This complex interplay of tech already generates accuracy of around 85% with translation taking between two to five seconds. The hope is that as AI evolves, both fluency and speed will improve.
Google and Skype have been fast to explore the potential of AI in this area. Google has incorporated a translation feature into its Pixel earbuds, using Google Translate, which can also deliver voice translation via its smartphone app. In January 2019, Google also introduced interpreter mode for its home devices. If users say, “Hey, Google, be my French interpreter” the device will activate both spoken, and, on smart displays, text translation. Google suggests hotel check-in as a possible application – perhaps the obvious example of a practical alternative to speaking travellers’ English, either as a native or as an additional language.
While artificial speech intelligence has come a long way, it’s still got a long way to go. In future, it will need to work offline for situations where internet access isn’t possible. It will also need to cope with physical challenges such as background noise.
However, there is a chance that some important limitations will never be overcome. Language is closely related to human emotions, so the subtlety of tones and voices change the impact and meaning and, as we stand today, language can’t be separated from culture. There is also the challenge that as humans we are taught to be socially aware. Over several years we have acquired manners and know how to address people appropriately.
Etiquette-sensitive artificial translators, if built, could relieve people of the need to be aware of differing cultural norms. They would facilitate interaction while reducing understanding. At the same time, they might help to preserve local customs. But it’s yet to be seen if the technology can reach this level of complexity.

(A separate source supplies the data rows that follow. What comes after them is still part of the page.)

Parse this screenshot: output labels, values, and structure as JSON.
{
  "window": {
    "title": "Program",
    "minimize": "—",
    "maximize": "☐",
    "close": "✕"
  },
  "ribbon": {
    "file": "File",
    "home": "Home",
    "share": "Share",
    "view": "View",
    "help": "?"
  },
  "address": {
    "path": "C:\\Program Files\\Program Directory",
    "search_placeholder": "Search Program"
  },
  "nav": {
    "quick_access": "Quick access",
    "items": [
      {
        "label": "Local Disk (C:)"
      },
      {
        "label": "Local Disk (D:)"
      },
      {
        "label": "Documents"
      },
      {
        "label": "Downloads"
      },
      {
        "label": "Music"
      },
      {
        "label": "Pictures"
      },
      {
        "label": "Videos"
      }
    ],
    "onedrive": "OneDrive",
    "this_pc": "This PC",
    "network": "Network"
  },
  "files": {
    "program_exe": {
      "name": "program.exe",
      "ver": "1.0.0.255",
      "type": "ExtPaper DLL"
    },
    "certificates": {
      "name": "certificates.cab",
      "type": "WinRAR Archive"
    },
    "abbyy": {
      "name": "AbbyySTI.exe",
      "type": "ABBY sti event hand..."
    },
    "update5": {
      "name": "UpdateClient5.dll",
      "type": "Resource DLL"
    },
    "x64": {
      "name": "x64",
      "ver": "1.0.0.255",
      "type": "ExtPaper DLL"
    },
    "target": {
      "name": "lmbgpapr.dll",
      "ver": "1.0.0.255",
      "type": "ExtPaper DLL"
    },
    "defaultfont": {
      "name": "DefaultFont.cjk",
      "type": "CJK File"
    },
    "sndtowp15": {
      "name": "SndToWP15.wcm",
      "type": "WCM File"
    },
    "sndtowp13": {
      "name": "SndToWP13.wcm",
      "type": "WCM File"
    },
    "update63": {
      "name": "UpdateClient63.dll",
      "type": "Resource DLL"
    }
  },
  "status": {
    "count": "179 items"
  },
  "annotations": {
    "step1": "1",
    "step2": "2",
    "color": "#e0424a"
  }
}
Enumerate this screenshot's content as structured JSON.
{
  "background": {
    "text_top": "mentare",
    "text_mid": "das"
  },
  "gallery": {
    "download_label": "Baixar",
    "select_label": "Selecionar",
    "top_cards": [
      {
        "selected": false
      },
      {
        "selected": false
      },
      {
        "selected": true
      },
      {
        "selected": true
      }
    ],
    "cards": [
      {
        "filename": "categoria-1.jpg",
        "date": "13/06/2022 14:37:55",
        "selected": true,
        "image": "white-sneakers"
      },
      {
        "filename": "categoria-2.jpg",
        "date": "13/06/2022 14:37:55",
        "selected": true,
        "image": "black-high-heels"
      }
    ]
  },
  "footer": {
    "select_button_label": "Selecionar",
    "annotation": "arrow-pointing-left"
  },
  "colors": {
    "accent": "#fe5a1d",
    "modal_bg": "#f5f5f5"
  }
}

But while limitations may still exist, as machine learning, and networking technologies improve, it seems likely that organisations will begin to make more use of these real-time language translation tools. They may help them to unlock fresh opportunity to build new revenue channels.
Look out for our next blog in which we’ll explore the different use cases for AI-driven translation technology.
Posted by Helen Thomas